Regulators in the Bay Area are considering taxing carbon, methane and other greenhouse gas emissions by businesses at the rate of 4.2 cents per metric ton of CO2 emitted, and could pass the rule before the middle of the year, in effect creating a new tax for doing business in the area.
The new tax was proposed last week by the Bay Area Air Quality Management District, the smog regulation agency that oversees nine counties near San Francisco, including several that play host to refineries and power plants. Revenue from the tax would be fed back into local air quality and emissions programs.
If passed, the measure would mark the first time businesses would be forced to pay for their emissions. The idea of an emissions tax is often kicked around in intellectual circles, but rarely seriously considered by government.
However, California has been a trailblazer for such initiatives, and may prove to be so again. Once the Bay Area has a rule in place, it’s likely others will follow suit around the state and, eventually, the country.
The tax would be far from crippling. According to the San Jose Mercury, which has done some of the calculations, most small businesses would pay only a few dollars a year, while the biggest emitter, a Shell refinery, would pay $186,475 per year.
The point is the make a start, though. If the Bay Area can prove the model, businesses will have a new motive to reduce emissions, which will create business for new startups — both those with technology to reduce emissions, and consultancies that can help figure out where to cut back.

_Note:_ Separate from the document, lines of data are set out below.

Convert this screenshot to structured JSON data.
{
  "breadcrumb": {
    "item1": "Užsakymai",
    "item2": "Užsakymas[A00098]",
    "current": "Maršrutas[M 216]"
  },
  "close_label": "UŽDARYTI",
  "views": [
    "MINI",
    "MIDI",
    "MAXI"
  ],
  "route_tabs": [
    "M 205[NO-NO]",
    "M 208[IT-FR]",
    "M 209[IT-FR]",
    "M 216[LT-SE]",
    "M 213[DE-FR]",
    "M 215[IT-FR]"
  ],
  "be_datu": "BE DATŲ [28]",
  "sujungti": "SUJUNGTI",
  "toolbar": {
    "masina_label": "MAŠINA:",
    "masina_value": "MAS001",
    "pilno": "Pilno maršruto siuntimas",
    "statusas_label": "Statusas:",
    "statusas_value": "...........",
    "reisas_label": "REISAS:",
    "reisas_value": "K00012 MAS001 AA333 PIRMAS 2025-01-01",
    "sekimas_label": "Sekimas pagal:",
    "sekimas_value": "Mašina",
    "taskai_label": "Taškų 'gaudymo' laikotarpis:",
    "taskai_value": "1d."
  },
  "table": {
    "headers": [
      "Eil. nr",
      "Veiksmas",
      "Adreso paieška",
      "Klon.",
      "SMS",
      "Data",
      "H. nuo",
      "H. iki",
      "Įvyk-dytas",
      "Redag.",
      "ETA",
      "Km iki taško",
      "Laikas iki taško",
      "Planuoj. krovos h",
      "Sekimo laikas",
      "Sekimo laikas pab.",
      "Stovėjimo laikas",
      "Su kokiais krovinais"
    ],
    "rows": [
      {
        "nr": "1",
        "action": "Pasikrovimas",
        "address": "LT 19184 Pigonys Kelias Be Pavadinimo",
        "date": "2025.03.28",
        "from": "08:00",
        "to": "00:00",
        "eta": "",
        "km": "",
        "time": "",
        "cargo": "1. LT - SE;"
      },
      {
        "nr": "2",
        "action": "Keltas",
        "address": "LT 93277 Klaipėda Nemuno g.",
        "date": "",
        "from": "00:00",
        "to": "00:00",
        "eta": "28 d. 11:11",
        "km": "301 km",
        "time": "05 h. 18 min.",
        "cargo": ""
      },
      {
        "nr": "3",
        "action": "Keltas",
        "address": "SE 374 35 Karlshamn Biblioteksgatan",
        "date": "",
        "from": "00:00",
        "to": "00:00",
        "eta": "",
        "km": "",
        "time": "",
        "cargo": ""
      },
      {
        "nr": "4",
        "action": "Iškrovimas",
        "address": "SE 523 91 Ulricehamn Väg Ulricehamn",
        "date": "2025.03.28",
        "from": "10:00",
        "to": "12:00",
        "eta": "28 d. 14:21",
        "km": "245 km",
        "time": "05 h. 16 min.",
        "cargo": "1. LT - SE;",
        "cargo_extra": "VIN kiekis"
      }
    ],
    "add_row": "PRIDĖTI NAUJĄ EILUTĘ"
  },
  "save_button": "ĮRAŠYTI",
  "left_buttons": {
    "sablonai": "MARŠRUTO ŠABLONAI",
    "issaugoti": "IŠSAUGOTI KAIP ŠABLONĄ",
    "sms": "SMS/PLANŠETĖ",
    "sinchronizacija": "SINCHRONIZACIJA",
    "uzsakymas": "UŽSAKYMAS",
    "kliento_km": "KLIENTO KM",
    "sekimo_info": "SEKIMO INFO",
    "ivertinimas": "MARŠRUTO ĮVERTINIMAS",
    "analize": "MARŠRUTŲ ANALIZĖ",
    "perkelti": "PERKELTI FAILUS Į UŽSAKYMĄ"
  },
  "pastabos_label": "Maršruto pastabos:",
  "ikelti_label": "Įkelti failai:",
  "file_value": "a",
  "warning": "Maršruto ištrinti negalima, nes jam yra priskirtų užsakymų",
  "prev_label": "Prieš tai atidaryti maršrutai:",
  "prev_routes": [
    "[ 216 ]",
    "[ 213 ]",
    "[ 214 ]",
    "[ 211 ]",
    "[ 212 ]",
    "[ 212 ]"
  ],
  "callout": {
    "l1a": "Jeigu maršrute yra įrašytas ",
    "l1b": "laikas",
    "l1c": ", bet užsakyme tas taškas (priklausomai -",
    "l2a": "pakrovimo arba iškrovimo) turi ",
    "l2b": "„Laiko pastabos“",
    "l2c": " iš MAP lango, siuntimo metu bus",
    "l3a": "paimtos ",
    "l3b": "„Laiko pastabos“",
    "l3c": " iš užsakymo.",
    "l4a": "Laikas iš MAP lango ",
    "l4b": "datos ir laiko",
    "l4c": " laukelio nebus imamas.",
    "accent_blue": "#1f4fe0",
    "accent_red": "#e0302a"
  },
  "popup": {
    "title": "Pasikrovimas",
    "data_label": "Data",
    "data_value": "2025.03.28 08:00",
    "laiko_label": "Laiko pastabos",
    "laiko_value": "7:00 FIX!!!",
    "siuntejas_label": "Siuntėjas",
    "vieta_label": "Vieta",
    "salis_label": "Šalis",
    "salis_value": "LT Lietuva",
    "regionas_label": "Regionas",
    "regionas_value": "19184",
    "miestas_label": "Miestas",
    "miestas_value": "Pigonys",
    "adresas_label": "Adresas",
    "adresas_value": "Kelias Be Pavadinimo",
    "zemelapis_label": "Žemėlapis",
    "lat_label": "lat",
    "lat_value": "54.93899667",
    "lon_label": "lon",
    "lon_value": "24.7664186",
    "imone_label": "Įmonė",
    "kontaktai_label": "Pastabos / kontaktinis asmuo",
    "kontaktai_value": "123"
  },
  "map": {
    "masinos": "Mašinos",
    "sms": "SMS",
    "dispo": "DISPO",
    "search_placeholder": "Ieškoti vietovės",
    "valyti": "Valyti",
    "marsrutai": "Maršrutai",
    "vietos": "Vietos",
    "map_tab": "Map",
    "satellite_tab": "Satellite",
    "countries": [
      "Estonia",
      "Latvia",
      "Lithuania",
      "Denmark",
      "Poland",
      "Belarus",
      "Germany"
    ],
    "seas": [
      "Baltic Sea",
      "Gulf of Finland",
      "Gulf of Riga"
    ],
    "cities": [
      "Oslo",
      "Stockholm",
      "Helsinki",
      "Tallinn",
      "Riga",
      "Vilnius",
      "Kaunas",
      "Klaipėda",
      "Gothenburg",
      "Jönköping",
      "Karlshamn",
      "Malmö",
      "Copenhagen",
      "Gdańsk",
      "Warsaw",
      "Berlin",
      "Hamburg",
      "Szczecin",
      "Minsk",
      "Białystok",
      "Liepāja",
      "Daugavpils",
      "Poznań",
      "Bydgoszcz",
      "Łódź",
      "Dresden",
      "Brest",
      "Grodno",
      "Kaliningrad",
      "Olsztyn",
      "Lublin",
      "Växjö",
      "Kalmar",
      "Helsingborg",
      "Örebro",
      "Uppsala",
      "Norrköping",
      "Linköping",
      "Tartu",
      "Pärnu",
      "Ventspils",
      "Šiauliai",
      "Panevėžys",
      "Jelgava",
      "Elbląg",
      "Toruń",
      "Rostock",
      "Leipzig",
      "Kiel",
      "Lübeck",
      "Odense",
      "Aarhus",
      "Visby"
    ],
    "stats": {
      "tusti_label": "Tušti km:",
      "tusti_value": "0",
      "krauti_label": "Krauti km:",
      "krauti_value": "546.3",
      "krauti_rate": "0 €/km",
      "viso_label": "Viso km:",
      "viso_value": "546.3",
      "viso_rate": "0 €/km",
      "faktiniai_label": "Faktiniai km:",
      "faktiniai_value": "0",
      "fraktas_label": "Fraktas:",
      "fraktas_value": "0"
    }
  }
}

Some risk also plays in. Any new tax is an impetus for business to move away, and the proposal could generate some significant pushback. Want to weigh in? The ultimate decision is up to the agency, but a first public workshop on the rule is on February 25th.